Musical Materialities in the Digital Age
Conference, 27-28 June 2014, University of Sussex, Brighton
Overview: Music, while summoning notions of intangibility, transience and loss,
is also associated with material objects that serve to ground the musical,
make the transient permanent and defer loss. Unearthing music’s association
with materiality reveals a fascinating array of artefacts, including instruments,
scores, transcribing devices, sound recordings and much more. Such artefacts
provide vital reference points for historical research as well as inviting new
creative uses, rediscoveries and (re)mediations. They also add to the
ever-growing archives of past objects, whether stored in ‘physical’ or digital forms.
Music’s material traces serve as vital ways of mediating memory, whether in private collections
or public exhibitions. Furthermore, the use of musical ‘ephemera’ such as record sleeves, programmes,
flyers and posters as a primary means for putting the popular musical past on display in museums and galleries has highlighted the ways in which
such objects are not so ephemeral after all.
The persistence of musical artefacts and musical materialities following the period of their initial use
value poses interesting questions. What is the fate of musical artefacts once they become obsolescent?
What becomes of music and its objects once relegated to archives? What is the role of musical artefacts
in helping us to understand the past? What is the relationship between the physical and the digital in terms of music’s objects?
To what extent does a focus on music’s objects challenge the idea of music as a social process?
Conversely, what role does musical materiality play in the maintenance and development of rituals long associated with music?
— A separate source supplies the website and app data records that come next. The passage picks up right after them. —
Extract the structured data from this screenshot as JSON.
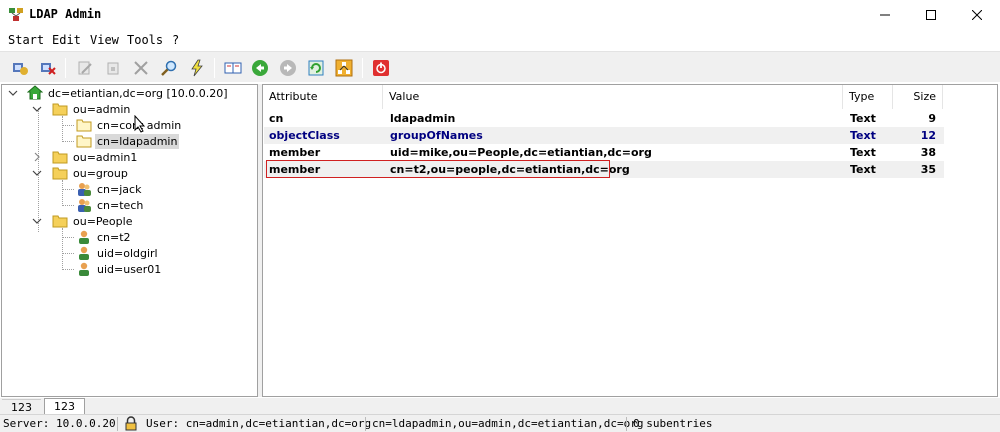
{
  "window": {
    "title": "LDAP Admin",
    "minimize_glyph": "—",
    "maximize_glyph": "☐",
    "close_glyph": "✕"
  },
  "menu": [
    "Start",
    "Edit",
    "View",
    "Tools",
    "?"
  ],
  "toolbar": {
    "buttons": [
      "connect-icon",
      "disconnect-icon",
      "edit-icon",
      "properties-icon",
      "delete-icon",
      "search-icon",
      "lightning-icon",
      "book-icon",
      "back-icon",
      "forward-icon",
      "refresh-icon",
      "tree-icon",
      "exit-icon"
    ]
  },
  "tree": {
    "root": "dc=etiantian,dc=org [10.0.0.20]",
    "nodes": [
      {
        "label": "ou=admin"
      },
      {
        "label": "cn=cont admin"
      },
      {
        "label": "cn=ldapadmin"
      },
      {
        "label": "ou=admin1"
      },
      {
        "label": "ou=group"
      },
      {
        "label": "cn=jack"
      },
      {
        "label": "cn=tech"
      },
      {
        "label": "ou=People"
      },
      {
        "label": "cn=t2"
      },
      {
        "label": "uid=oldgirl"
      },
      {
        "label": "uid=user01"
      }
    ]
  },
  "list": {
    "columns": [
      "Attribute",
      "Value",
      "Type",
      "Size"
    ],
    "rows": [
      {
        "attribute": "cn",
        "value": "ldapadmin",
        "type": "Text",
        "size": "9"
      },
      {
        "attribute": "objectClass",
        "value": "groupOfNames",
        "type": "Text",
        "size": "12"
      },
      {
        "attribute": "member",
        "value": "uid=mike,ou=People,dc=etiantian,dc=org",
        "type": "Text",
        "size": "38"
      },
      {
        "attribute": "member",
        "value": "cn=t2,ou=people,dc=etiantian,dc=org",
        "type": "Text",
        "size": "35"
      }
    ]
  },
  "tabs": [
    "123",
    "123"
  ],
  "status": {
    "server": "Server: 10.0.0.20",
    "user": "User: cn=admin,dc=etiantian,dc=org",
    "dn": "cn=ldapadmin,ou=admin,dc=etiantian,dc=org",
    "subentries": "0 subentries"
  },
  "colors": {
    "folder": "#f5d05a",
    "accent_blue": "#000080",
    "highlight_red": "#d02020"
  }
}
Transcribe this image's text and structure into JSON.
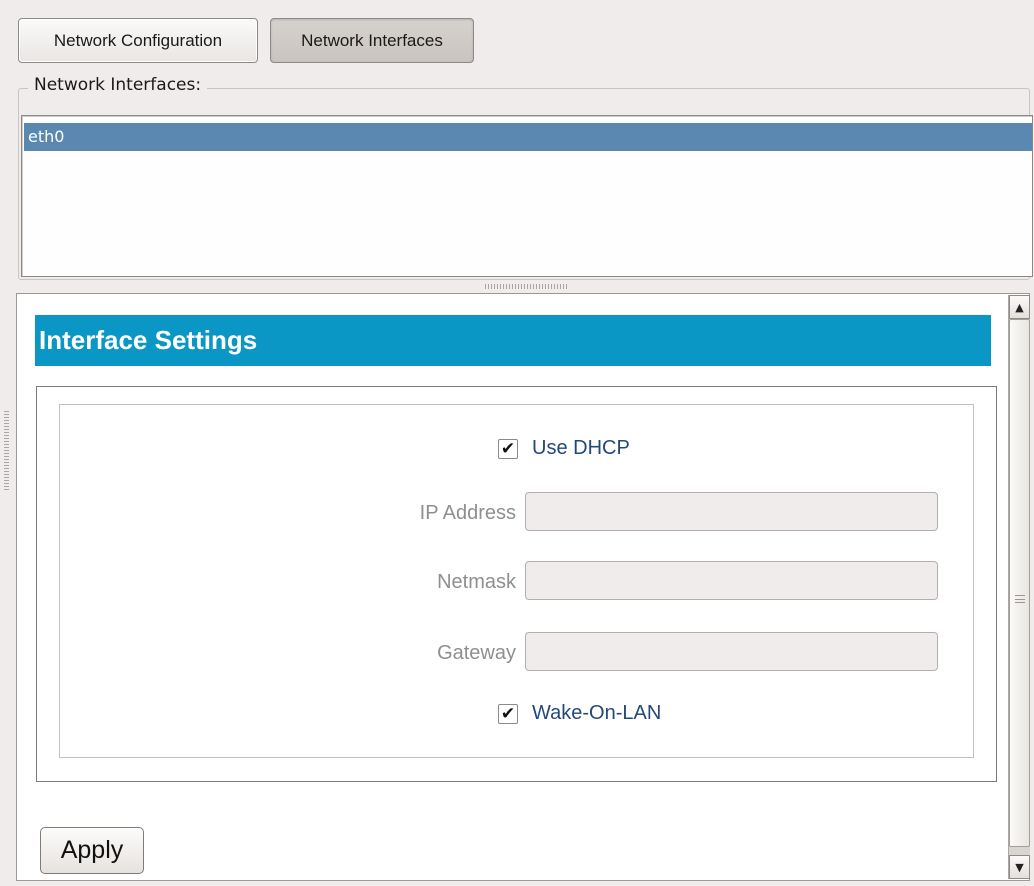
{
  "tabs": [
    {
      "label": "Network Configuration",
      "active": false
    },
    {
      "label": "Network Interfaces",
      "active": true
    }
  ],
  "interfaces_group": {
    "legend": "Network Interfaces:",
    "items": [
      {
        "label": "eth0",
        "selected": true
      }
    ]
  },
  "settings": {
    "title": "Interface Settings",
    "use_dhcp": {
      "label": "Use DHCP",
      "checked": true
    },
    "ip_address": {
      "label": "IP Address",
      "value": ""
    },
    "netmask": {
      "label": "Netmask",
      "value": ""
    },
    "gateway": {
      "label": "Gateway",
      "value": ""
    },
    "wake_on_lan": {
      "label": "Wake-On-LAN",
      "checked": true
    }
  },
  "apply_label": "Apply",
  "glyphs": {
    "check": "✔",
    "arrow_up": "▲",
    "arrow_down": "▼"
  },
  "colors": {
    "selection": "#5a88b0",
    "header": "#0b97c5",
    "check_label": "#23497c"
  }
}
What rituals reformulate musical materiality? What does the remediation of the musical past via ‘media archaeology’
have to tell us about present desires, anxieties and needs? What is the role of museums, galleries, sound archives
and libraries in these processes?
Working from the premise that musical materiality matters, the aim of this two-day interdisciplinary conference
(welcoming speakers from media studies, music studies, cultural studies, museum studies, memory studies and other cognate disciplines)
will be to reflect upon the materialities of music bjects and technologies in the digital age, with an emphasis on:
- Processes of remediation
- Residual media of ‘dead media’
- Cultural waste
- Media archaeology (and particular manifestations relating to sound and music, e.g. ‘vinyl archaeology’)
- The recycling of memory and material culture
- The digital archive
- The future of music creation and consumption
- Nostalgia and ‘retromania’
- Music as ‘thing’ and/or ‘process’
Keynotes will be provided by Professor Will Straw and Dr Noel Lobley.
The conference will include a specially convened panel featuring sound curators Andy Linehan and Cheryl Tipp of the British Library.
Registration and Fees
Registration for the conference is now open. Please register as follows by completing the booking form
at http://reframe.sussex.ac.uk/musmat/conference/fees-registration/ and paying the appropriate fee using one of the payment
methods listed on the registration page.
The conference fees for ‘Musical Materialities in the Digital Age’ are as follows:
Early bird rate (student): £50 *book by 21 May 2014 to benefit from this rate*
Early bird rate (non-student): £70 *book by 21 May 2014 to benefit from this rate*
Regular rate from 22 May 2014 (student): £60
Regular rate from 22 May 2014 (non-student): £80
Richard Elliott, University of Sussex
Elodie Roy, Newcastle University
Elodie Roy, again!